July 25, 2024

BR-Health

Appreciate your health

Will the U.S. Ever Implement Medical Guidelines for Cannabis?

Medical cannabis continues its struggle to gain widespread acceptance throughout the U.S. healthcare system. While there are plenty of clinicians on board with it, the wider industry is not. We still see plenty of pushback from healthcare groups, professional organizations, insurance companies, and regulators. It is enough to make one wonder if the U.S. will ever implement medical cannabis guidelines.

The idea of developing clinical guidelines for medical cannabis is neither new nor pulled from thin air. Other countries have already gone down that road. Canada is one of the more recent among them. Canadian clinicians now have official access to clinical guidelines dictating best practices for recommending cannabis as a treatment for chronic pain.

Chronic Pain a Real Issue

It is estimated that 30% of people worldwide live with chronic pain of some description. Of that group, some 60% report their pain as either moderate or severe. Pain can be debilitating in the most severe cases. Unfortunately, pain can also be a contributing factor in other conditions like depression and anxiety.

Ignoring chronic pain is a bad idea. So is assuming that prescription painkillers are the best way to treat it. Patients respond differently to both the pain experience and clinical attempts to relieve it. In simple English, not everybody experiences pain the same way. And because of that, not everybody finds relief with the same treatments.

This reality, combined with a general reluctance within our healthcare system to embrace medical cannabis as a pain treatment, has stifled any attempts to come up with official clinical guidelines. As things currently stand, chronic pain patients and their doctors work together to figure up how to use medical cannabis. It is often a trial-and-error exercise that takes time to master.

The Number One Complaint Among Patients

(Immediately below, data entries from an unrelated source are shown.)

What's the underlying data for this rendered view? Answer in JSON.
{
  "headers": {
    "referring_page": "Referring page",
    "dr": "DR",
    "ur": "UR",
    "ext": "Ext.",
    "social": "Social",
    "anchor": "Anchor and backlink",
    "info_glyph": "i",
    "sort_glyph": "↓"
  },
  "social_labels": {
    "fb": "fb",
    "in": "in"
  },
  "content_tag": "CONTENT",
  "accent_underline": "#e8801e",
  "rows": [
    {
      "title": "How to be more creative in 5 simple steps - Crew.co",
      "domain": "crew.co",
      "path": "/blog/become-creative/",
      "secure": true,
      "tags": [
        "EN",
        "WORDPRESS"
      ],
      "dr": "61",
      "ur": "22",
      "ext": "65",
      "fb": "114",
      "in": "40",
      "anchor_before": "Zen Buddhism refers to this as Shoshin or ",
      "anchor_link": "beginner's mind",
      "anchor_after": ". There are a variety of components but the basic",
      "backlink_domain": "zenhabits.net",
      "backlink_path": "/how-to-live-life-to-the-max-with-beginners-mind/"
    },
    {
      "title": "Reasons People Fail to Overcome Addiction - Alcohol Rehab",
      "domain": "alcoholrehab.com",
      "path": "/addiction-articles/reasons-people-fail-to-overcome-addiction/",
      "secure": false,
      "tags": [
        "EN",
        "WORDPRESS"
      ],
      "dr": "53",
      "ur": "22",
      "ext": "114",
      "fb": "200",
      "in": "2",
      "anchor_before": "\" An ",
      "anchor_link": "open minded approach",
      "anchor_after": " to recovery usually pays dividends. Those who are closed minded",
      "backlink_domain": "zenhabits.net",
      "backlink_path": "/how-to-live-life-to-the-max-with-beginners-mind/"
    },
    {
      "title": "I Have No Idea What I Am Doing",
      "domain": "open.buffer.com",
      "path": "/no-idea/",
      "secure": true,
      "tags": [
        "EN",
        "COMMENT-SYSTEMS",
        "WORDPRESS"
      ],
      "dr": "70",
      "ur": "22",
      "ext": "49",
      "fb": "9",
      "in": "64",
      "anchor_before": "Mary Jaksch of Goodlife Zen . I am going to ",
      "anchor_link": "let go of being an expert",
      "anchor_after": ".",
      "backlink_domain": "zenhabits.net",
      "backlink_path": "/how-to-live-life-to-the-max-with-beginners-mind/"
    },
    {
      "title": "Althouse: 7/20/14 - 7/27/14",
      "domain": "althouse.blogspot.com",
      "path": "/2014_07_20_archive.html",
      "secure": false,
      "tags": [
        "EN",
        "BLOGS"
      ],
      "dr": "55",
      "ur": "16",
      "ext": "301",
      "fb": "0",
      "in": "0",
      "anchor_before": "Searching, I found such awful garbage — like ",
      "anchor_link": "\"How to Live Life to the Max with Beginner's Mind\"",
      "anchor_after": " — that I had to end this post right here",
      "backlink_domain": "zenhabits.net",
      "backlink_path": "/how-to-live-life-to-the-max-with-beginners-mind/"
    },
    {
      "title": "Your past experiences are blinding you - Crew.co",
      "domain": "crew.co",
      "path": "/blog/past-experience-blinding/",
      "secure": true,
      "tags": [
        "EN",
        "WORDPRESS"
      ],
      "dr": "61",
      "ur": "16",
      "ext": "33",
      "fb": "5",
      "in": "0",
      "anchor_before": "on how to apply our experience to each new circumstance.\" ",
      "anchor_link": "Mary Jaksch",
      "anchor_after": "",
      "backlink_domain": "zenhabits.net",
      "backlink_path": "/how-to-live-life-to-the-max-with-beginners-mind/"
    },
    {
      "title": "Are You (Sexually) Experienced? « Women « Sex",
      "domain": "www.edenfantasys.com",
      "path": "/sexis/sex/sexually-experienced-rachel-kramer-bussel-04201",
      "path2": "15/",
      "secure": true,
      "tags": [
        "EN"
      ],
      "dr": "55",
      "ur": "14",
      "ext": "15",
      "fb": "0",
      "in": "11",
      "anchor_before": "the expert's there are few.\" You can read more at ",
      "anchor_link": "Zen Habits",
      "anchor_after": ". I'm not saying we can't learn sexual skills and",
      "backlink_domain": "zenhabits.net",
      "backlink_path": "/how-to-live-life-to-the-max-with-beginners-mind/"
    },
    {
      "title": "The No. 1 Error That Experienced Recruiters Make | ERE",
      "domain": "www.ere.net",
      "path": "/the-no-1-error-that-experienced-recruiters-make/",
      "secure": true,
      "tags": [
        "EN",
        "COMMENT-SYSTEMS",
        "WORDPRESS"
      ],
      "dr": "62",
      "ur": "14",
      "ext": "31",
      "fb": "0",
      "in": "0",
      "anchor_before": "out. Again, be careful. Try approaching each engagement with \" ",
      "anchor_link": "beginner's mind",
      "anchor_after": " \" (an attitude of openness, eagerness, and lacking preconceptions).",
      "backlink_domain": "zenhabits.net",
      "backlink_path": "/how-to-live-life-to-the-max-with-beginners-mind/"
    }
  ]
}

If the U.S. healthcare system needs a reason to develop clinical guidelines, it need look no further than the data explaining who uses medical cannabis and why. Treating chronic pain continually tops the list of reasons for using cannabis as a medicine. It is consistently the number one complaint among patients seeking to get medical cannabis cards.

Utahmarijuana.org is a Utah organization that helps patients in the Beehive State obtain their cards. They confirm the fact that many patients use medical marijuana for chronic pain in their state. The majority of card holders in Utah are pain sufferers. They are followed by PTSD and cancer patients.

Interestingly enough, Canada is in a similar position. The majority of medical cannabis users in Canada are patients dealing with pain. But it turns out that the Canadian healthcare system did not base all its clinical recommendations on chronic pain alone. The guidelines also address:

  • Pain with HIV
  • Multiple sclerosis and associated pain
  • Arthritis pain
  • Pain with fibromyalgia
  • Headache and migraine pain
  • Chronic pain with nausea
  • Chronic pain with sleep issues.

This is just a brief list. Canada’s clinical guidelines touch just about every area in which pain is either the primary condition or a contributing symptom of another condition. The Canadian healthcare system has gone to great length to ensure that clinicians know the best practices for recommending cannabis to pain patients.

Why Guidelines Are Necessary

Canada is to be commended for coming up with clinical guidelines for medical cannabis. Guidelines are important because they provide a baseline that helps patients and clinicians better understand cannabis efficacy. With greater understanding comes a better knowledge of how to use cannabis as a medicine. We will never get there in the U.S. if we continue to rely on our hit-and-miss approach to medical cannabis consumption.